RECORDS FOR PROCESSING:
-*-*-

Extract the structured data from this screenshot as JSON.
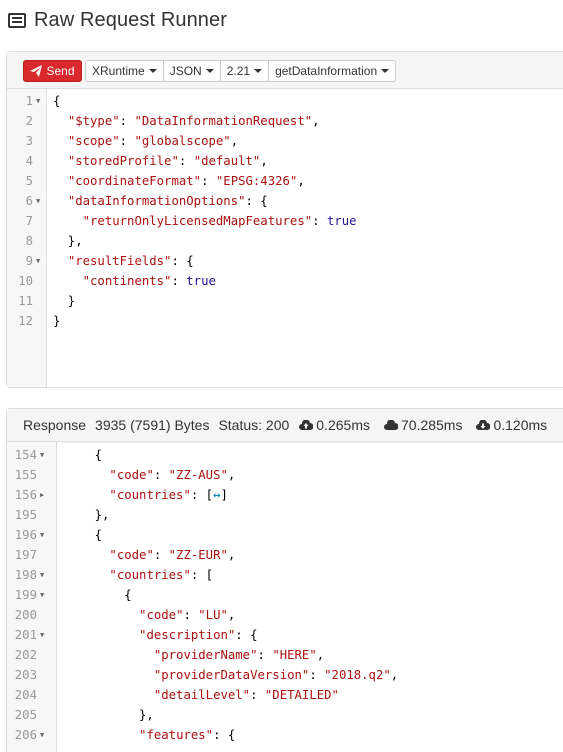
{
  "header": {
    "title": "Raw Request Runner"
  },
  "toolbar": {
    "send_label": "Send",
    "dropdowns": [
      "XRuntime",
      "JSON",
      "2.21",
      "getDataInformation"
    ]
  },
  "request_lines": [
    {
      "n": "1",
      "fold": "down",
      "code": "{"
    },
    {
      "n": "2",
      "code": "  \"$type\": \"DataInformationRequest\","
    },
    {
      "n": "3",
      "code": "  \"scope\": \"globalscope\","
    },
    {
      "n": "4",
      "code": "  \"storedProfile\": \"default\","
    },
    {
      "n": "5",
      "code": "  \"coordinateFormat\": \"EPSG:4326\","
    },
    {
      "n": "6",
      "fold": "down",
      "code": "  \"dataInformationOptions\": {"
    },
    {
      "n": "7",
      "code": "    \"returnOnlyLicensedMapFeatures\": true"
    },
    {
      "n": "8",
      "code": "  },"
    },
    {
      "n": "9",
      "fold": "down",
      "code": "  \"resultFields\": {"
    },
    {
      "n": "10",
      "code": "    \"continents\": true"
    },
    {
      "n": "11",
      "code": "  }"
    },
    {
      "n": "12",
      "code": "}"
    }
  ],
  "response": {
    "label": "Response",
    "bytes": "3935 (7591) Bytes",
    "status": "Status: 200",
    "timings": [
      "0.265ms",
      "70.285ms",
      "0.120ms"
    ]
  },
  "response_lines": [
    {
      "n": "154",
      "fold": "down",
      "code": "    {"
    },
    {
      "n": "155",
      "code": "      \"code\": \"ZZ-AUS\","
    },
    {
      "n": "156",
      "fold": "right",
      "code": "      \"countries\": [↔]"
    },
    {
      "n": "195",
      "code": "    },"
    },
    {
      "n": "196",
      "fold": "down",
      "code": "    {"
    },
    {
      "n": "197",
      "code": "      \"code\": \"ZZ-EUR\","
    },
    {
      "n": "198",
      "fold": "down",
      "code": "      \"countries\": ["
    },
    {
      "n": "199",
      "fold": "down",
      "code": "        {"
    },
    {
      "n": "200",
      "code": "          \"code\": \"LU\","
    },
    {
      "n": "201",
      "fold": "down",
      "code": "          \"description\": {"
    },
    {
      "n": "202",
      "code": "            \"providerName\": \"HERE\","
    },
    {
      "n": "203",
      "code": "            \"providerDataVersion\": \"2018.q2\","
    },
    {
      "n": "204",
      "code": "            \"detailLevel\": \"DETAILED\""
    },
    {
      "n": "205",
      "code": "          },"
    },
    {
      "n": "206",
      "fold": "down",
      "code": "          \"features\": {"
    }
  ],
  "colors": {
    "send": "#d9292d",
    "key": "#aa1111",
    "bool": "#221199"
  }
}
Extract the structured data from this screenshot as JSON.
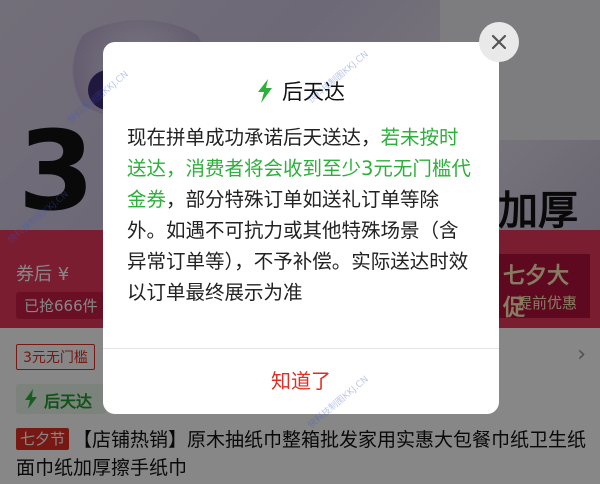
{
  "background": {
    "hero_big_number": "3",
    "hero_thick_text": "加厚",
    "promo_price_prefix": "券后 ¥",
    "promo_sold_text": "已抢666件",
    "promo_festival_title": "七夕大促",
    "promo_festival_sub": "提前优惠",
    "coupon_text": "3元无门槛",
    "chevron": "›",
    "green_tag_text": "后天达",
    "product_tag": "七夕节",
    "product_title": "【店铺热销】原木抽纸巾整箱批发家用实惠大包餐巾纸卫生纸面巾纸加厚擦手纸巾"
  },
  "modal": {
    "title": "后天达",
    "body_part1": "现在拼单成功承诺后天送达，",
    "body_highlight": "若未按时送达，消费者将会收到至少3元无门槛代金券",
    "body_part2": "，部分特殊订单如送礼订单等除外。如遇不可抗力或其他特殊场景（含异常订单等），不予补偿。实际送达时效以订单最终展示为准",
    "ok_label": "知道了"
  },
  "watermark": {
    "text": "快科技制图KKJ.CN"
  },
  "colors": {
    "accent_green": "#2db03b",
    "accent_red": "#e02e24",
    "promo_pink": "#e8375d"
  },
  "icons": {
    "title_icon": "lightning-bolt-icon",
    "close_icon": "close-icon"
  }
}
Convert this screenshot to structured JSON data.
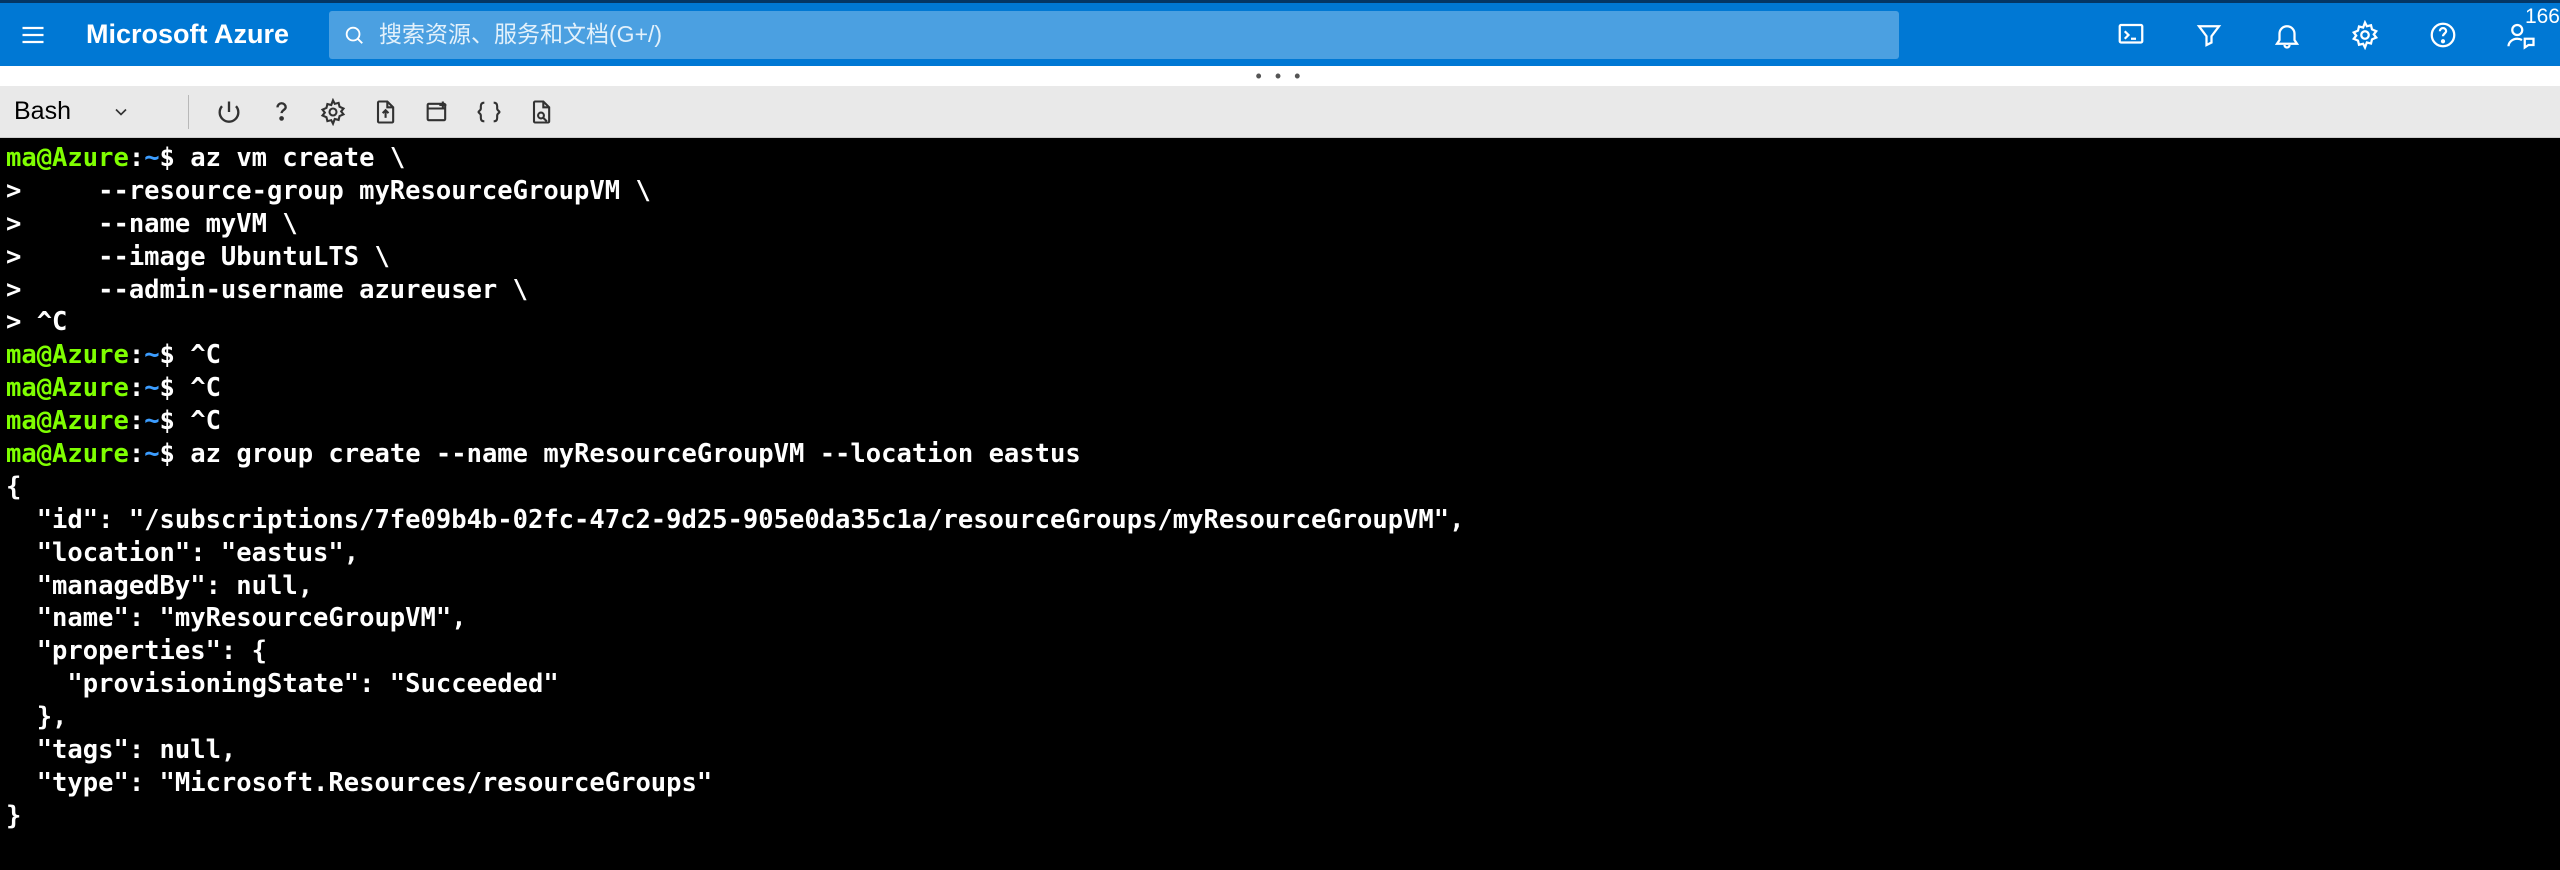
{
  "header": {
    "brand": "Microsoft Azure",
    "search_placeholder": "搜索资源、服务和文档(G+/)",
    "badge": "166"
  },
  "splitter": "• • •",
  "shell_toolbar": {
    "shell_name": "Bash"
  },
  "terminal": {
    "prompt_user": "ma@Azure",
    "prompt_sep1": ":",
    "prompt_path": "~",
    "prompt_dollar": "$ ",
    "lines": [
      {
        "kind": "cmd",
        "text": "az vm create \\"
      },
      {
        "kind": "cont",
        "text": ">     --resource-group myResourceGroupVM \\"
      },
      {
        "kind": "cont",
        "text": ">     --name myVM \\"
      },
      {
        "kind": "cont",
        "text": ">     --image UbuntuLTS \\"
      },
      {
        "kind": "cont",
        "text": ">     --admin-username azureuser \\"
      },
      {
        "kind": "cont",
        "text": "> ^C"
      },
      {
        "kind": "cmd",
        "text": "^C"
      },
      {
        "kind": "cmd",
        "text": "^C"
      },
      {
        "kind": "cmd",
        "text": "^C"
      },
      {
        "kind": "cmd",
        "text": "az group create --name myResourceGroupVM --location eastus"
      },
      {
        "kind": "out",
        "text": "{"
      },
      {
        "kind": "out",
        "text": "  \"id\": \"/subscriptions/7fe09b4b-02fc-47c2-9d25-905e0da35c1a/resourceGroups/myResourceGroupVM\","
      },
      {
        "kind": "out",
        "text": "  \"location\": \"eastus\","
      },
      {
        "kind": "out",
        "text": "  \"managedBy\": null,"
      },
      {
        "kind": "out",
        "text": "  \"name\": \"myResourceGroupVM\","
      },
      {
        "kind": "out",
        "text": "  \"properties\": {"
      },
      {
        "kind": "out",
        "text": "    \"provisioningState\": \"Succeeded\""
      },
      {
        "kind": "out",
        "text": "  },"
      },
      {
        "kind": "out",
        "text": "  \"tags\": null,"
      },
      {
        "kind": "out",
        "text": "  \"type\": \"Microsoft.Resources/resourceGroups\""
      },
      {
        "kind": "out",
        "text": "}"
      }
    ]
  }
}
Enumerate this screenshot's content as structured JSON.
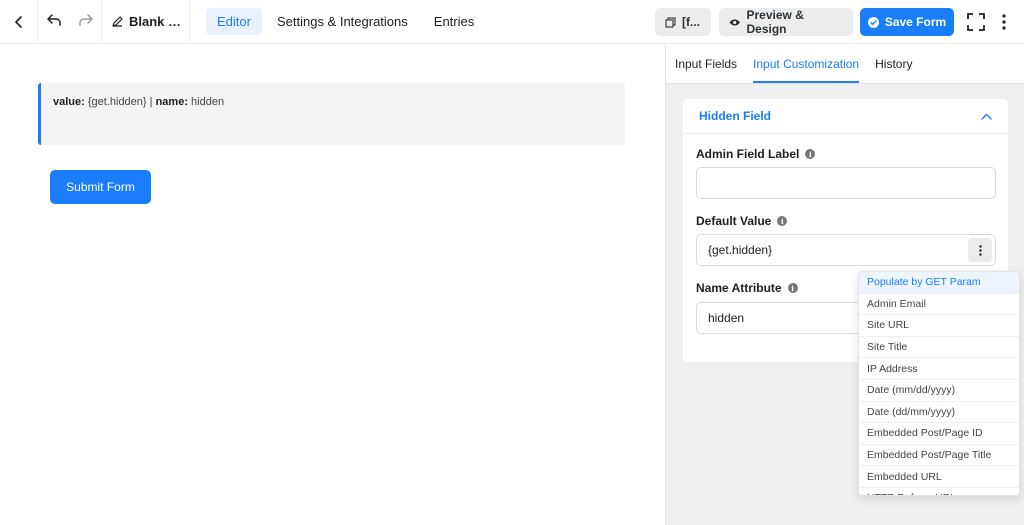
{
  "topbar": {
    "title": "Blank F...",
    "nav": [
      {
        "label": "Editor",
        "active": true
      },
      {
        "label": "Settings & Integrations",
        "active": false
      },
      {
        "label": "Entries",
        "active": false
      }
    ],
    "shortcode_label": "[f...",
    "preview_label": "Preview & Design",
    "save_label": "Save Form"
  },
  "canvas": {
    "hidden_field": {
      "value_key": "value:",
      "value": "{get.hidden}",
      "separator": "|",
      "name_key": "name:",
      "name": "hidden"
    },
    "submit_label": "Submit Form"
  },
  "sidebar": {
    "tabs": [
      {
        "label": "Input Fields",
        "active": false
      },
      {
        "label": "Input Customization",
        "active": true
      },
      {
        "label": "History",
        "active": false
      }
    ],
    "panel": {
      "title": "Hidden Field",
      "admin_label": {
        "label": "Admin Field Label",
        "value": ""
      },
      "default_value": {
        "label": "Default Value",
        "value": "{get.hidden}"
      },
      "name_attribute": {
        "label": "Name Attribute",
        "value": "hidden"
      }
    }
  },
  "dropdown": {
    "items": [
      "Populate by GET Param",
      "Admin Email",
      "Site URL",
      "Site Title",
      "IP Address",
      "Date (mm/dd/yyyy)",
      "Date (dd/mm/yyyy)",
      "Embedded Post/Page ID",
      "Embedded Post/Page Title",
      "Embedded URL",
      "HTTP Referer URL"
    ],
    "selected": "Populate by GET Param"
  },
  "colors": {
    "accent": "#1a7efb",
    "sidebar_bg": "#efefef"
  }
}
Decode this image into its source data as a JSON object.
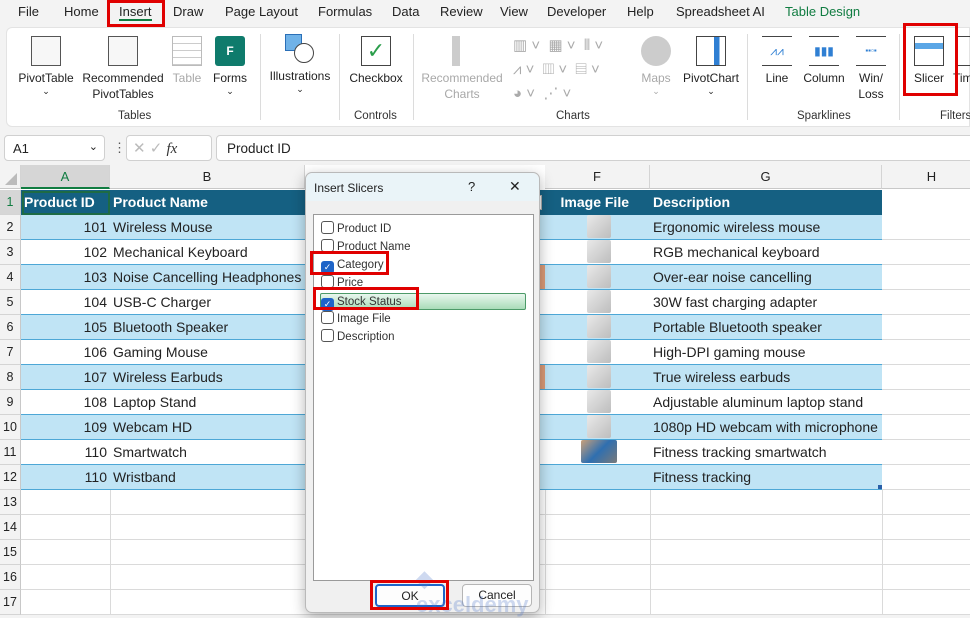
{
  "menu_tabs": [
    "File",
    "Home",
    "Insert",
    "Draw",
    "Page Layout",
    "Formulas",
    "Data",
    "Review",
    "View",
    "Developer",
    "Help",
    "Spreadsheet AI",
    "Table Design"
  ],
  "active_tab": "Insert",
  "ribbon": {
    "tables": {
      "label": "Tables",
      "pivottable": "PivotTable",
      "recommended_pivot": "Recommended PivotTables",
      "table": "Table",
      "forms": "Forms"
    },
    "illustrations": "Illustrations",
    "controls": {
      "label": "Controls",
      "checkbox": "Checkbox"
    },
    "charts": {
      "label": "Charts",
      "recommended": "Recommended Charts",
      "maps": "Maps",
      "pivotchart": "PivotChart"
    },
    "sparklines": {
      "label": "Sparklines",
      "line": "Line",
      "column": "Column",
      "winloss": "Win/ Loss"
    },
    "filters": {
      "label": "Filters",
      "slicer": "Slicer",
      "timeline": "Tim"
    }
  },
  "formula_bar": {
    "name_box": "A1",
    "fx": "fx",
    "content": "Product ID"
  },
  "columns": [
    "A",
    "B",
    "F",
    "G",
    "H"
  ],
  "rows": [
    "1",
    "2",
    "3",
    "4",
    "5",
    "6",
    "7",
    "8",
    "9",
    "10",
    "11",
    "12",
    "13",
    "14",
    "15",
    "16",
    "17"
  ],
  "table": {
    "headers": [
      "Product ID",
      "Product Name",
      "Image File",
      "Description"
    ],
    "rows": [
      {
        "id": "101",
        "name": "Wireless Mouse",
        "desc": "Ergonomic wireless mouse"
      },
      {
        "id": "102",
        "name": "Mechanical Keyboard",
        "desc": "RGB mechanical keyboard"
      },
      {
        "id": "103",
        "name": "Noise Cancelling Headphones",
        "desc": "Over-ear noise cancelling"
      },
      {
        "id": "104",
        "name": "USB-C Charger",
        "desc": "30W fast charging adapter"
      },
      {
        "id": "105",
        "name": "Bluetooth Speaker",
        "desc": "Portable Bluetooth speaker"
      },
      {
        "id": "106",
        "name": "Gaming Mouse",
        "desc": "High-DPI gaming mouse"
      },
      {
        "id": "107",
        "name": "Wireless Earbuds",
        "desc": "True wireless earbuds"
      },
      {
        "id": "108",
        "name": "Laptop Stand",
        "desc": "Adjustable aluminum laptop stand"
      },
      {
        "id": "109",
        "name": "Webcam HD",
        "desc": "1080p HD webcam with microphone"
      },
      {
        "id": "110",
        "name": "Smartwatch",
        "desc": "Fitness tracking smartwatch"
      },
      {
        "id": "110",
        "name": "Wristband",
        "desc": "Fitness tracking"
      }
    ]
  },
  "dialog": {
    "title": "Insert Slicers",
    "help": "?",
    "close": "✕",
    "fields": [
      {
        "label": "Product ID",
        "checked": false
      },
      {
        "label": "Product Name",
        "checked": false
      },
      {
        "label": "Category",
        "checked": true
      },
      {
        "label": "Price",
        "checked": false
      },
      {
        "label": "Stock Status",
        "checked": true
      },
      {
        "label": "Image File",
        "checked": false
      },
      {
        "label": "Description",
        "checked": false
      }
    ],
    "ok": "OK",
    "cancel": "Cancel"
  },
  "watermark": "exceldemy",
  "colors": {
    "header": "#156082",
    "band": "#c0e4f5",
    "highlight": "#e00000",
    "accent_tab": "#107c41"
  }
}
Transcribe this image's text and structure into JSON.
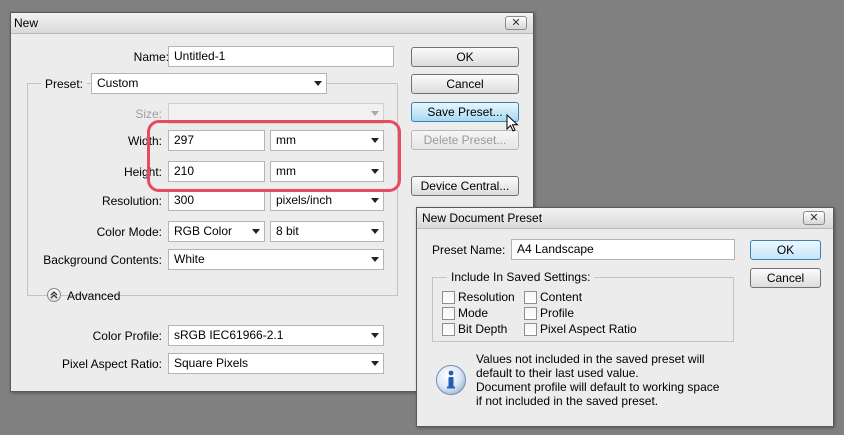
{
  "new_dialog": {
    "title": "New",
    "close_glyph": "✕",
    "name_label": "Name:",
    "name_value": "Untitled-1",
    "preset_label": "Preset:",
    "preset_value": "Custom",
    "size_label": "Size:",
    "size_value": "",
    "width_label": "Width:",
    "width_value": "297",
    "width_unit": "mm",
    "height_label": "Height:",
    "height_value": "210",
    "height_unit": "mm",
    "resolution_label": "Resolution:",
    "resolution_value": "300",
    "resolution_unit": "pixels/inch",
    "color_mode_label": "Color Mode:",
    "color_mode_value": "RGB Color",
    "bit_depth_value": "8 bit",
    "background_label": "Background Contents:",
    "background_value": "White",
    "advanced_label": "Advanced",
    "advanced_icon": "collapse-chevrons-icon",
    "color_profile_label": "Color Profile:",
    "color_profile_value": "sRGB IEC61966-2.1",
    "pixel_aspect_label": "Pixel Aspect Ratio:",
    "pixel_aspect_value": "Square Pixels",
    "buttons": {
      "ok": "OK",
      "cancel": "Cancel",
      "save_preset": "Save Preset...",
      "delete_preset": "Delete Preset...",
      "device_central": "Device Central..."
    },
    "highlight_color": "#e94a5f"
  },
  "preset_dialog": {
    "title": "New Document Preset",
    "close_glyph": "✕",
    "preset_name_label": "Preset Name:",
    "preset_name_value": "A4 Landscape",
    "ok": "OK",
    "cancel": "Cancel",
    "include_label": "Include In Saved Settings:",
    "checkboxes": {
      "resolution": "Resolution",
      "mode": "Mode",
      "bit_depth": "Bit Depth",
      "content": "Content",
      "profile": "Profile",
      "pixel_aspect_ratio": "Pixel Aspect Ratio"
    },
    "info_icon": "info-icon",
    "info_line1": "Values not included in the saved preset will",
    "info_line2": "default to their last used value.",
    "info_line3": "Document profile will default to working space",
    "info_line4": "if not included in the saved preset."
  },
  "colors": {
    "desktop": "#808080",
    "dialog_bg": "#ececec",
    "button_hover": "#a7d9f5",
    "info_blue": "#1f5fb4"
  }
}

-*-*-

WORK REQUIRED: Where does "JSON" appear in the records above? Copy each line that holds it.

EXPECTED OUTPUT:
Extract the structured data from this screenshot as JSON.
      "JSON",
Extract the structured data from this screenshot as JSON.
Convert this screenshot to structured JSON data.
Enumerate this screenshot's content as structured JSON.
Decode this image into its source data as a JSON object.
Transcribe this image's text and structure into JSON.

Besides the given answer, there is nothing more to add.